What is being asked —
For the word "price", return each line of the data in which it occurs.

Exercise input below:

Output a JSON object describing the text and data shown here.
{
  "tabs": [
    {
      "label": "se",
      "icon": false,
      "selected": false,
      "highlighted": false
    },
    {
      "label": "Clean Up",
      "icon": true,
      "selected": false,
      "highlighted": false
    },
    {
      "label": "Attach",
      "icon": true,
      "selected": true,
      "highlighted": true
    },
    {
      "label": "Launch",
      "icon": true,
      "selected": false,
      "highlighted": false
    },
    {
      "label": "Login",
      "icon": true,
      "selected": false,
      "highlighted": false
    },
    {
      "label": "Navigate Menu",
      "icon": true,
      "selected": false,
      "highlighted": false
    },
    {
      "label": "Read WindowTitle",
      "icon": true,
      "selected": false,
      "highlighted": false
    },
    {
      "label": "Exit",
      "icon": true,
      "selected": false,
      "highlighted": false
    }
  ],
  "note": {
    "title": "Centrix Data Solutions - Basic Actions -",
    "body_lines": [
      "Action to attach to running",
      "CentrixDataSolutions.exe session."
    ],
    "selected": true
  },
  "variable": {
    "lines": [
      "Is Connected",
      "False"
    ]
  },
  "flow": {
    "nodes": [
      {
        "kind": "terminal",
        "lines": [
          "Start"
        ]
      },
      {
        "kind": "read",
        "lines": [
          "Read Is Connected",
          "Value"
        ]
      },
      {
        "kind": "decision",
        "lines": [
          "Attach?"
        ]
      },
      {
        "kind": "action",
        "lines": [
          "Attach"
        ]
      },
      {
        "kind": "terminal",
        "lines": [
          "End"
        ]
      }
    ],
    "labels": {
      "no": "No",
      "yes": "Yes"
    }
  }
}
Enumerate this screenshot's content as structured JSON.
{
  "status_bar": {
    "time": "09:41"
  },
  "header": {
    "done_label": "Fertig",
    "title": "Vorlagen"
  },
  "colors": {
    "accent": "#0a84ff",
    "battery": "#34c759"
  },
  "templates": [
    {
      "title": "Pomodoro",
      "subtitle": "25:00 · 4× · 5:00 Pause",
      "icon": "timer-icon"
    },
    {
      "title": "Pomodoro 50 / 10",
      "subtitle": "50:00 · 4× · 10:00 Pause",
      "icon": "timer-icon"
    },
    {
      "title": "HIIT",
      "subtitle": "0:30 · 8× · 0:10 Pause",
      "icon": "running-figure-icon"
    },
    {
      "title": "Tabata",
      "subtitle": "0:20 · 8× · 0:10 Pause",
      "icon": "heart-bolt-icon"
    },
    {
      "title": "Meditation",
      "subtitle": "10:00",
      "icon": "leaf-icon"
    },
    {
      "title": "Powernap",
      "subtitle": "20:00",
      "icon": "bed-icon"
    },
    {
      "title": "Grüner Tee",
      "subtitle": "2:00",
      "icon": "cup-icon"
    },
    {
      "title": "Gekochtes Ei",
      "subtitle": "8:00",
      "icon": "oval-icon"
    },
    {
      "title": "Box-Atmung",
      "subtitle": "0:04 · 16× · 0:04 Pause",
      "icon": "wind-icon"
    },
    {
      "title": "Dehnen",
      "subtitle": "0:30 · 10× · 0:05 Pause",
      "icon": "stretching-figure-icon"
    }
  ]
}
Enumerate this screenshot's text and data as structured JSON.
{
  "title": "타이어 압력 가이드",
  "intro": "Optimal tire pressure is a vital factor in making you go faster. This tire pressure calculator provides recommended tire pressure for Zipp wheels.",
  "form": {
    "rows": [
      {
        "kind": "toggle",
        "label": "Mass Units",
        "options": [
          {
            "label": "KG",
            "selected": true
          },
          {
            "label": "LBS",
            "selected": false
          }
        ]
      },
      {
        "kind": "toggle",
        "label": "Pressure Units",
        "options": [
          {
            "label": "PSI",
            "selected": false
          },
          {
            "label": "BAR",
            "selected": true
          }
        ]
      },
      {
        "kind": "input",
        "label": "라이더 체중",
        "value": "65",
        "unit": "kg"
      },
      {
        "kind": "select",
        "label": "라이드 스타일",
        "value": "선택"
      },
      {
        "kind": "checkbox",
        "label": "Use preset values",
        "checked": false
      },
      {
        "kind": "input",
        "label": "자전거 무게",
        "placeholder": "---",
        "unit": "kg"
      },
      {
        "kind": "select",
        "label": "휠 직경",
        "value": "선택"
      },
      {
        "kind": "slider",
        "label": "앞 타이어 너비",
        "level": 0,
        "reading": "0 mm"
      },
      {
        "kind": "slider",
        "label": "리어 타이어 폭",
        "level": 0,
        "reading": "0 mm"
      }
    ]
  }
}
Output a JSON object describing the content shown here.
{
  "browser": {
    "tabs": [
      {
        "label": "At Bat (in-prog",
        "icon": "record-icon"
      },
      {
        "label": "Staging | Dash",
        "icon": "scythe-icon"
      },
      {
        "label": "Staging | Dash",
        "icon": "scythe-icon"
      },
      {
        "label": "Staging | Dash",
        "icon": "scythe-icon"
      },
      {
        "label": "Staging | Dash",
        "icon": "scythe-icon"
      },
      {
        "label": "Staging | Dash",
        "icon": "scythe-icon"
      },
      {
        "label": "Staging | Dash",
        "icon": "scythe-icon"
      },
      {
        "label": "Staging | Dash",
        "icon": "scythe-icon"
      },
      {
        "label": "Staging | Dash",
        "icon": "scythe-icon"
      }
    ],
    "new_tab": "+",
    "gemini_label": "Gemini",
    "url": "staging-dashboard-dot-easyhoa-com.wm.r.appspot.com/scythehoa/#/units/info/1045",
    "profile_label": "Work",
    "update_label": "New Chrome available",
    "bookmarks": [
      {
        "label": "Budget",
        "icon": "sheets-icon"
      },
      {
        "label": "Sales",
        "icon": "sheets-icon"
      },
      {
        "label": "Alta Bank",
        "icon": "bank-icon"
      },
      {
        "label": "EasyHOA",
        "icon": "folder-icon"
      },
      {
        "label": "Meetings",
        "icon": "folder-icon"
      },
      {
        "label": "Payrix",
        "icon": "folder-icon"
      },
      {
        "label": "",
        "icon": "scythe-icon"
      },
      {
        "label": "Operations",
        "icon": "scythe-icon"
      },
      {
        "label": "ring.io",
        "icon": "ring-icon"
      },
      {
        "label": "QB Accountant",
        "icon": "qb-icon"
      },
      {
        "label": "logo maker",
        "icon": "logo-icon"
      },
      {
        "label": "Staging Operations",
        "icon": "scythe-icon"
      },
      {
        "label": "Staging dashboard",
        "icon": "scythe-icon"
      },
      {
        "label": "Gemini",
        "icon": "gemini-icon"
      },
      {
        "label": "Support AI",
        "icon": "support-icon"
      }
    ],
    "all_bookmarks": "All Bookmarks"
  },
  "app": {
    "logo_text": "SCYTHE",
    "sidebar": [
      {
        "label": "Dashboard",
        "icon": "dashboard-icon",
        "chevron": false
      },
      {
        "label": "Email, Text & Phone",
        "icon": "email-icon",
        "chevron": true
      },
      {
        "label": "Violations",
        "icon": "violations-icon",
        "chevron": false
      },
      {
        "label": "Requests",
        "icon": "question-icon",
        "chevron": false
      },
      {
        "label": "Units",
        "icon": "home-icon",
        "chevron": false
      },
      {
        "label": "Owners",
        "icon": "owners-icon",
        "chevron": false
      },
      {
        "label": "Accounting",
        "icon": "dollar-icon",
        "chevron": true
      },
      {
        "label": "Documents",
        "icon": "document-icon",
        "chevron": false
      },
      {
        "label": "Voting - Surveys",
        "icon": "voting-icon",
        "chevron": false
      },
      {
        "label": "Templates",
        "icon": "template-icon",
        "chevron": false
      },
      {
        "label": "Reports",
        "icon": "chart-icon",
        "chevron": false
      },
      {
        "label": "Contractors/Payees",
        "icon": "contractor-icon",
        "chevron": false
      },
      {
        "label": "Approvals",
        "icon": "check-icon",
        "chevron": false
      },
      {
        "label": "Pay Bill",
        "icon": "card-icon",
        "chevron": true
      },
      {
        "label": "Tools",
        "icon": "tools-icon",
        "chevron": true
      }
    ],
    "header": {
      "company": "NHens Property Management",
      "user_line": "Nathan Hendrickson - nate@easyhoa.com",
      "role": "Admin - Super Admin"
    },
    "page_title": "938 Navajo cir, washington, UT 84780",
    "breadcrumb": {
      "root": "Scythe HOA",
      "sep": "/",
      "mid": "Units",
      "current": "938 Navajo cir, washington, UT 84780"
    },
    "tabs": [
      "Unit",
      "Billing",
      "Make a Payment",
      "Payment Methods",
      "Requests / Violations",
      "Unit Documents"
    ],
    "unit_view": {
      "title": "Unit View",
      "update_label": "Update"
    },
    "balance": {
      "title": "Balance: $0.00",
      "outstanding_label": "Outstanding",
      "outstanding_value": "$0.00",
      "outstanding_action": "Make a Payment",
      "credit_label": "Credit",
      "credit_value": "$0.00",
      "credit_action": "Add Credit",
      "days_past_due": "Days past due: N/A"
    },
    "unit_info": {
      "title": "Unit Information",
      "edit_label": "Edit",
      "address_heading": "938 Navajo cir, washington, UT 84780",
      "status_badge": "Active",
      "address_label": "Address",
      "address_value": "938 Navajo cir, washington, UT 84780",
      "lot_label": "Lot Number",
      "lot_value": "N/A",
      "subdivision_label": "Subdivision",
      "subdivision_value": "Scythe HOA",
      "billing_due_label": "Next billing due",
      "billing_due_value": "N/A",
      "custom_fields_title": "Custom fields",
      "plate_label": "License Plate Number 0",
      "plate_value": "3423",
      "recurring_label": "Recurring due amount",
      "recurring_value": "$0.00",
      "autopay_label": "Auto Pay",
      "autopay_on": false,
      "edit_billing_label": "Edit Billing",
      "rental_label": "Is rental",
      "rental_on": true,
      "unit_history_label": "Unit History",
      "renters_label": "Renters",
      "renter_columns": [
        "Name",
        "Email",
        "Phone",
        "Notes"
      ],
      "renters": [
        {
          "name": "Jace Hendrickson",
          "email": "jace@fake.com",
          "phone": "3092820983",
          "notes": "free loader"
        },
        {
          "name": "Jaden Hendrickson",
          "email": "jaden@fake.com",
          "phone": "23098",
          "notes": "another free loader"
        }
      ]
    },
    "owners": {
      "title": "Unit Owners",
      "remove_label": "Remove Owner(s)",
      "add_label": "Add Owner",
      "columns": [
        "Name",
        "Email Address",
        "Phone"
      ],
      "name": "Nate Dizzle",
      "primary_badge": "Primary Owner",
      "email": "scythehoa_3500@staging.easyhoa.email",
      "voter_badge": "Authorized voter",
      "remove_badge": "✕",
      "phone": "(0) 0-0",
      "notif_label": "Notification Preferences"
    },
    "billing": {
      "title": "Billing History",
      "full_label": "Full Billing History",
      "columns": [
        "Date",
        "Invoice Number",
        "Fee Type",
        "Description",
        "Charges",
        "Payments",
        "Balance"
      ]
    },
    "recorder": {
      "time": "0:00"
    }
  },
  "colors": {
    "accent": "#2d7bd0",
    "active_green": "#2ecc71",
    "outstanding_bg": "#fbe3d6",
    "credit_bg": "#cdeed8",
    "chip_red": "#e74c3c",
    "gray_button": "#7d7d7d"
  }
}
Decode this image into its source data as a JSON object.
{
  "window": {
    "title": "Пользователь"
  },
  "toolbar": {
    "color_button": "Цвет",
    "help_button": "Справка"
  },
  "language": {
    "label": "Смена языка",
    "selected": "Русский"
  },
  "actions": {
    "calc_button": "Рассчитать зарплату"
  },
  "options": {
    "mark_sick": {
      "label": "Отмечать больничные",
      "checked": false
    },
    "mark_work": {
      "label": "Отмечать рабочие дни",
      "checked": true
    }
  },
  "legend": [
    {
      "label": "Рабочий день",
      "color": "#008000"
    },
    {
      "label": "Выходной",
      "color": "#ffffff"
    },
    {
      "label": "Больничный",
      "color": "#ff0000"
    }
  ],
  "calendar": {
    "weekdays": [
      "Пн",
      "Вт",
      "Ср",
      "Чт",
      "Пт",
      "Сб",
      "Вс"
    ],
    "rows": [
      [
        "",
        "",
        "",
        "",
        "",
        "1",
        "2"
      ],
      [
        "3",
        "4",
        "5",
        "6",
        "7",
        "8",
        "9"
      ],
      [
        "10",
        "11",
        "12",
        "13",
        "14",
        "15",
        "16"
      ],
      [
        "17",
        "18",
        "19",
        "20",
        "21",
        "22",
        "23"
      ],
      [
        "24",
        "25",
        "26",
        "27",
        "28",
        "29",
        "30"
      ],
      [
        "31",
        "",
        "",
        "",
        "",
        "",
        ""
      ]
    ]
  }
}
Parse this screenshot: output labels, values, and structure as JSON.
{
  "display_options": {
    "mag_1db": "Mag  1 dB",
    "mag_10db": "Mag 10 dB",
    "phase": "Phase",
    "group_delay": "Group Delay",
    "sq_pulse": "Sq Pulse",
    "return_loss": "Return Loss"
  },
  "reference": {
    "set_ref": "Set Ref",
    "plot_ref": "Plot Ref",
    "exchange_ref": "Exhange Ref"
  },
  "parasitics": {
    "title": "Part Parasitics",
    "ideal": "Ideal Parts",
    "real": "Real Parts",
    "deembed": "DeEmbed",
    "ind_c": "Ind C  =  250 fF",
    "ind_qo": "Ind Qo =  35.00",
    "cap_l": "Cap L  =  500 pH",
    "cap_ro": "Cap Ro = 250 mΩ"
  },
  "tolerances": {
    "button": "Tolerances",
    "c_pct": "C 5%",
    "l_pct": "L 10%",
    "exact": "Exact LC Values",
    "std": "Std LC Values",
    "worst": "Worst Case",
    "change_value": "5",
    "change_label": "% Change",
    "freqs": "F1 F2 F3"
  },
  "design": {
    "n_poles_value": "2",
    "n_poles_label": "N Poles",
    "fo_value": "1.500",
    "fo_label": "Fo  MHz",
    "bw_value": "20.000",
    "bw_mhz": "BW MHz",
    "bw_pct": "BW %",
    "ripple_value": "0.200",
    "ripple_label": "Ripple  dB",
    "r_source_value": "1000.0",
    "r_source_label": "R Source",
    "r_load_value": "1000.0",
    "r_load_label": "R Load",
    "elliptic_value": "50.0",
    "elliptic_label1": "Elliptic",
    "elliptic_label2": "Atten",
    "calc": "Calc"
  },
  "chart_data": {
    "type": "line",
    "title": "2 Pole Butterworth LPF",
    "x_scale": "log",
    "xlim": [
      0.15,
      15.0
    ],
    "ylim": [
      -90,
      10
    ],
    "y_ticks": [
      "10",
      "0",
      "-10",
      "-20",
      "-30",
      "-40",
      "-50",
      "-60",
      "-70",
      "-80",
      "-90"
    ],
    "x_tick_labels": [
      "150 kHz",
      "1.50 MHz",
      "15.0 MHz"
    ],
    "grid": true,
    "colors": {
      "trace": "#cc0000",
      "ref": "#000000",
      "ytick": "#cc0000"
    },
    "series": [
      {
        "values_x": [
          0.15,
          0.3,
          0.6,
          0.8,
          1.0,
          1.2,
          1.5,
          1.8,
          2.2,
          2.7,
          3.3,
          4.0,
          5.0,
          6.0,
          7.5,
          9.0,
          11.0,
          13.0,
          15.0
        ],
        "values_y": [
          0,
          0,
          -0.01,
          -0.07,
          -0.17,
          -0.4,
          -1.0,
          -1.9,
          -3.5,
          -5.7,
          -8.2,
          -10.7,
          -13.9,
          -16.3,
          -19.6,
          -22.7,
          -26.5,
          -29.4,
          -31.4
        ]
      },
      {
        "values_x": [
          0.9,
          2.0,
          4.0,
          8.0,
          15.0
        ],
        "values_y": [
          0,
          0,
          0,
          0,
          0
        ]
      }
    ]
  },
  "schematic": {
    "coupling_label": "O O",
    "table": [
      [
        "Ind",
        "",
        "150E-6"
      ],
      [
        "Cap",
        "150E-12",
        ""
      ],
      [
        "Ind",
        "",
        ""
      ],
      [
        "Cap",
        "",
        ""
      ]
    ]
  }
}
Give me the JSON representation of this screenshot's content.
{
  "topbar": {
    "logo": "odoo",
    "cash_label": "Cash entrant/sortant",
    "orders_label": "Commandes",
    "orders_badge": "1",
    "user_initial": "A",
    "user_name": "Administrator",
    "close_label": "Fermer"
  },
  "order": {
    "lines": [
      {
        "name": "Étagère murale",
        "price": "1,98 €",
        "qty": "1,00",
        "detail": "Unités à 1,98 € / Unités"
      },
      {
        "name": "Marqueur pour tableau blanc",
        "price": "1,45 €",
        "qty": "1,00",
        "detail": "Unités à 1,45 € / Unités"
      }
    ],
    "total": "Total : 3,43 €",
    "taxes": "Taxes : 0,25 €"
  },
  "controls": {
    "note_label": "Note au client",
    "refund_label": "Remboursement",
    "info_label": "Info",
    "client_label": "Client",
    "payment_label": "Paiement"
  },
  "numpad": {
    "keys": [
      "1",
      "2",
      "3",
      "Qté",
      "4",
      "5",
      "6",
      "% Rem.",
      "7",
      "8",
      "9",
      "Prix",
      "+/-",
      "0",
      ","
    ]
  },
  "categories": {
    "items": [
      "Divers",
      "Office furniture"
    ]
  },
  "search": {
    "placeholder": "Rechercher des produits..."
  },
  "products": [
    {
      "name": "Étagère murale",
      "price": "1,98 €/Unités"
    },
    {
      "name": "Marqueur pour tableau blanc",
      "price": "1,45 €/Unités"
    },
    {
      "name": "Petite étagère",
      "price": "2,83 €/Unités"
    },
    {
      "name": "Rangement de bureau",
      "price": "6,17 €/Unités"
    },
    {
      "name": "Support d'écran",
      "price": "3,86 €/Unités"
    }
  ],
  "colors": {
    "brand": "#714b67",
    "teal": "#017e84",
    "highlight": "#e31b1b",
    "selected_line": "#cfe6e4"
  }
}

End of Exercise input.

Task solution —
        "price": "1,98 €",
        "price": "1,45 €",
      "price": "1,98 €/Unités"
      "price": "1,45 €/Unités"
      "price": "2,83 €/Unités"
      "price": "6,17 €/Unités"
      "price": "3,86 €/Unités"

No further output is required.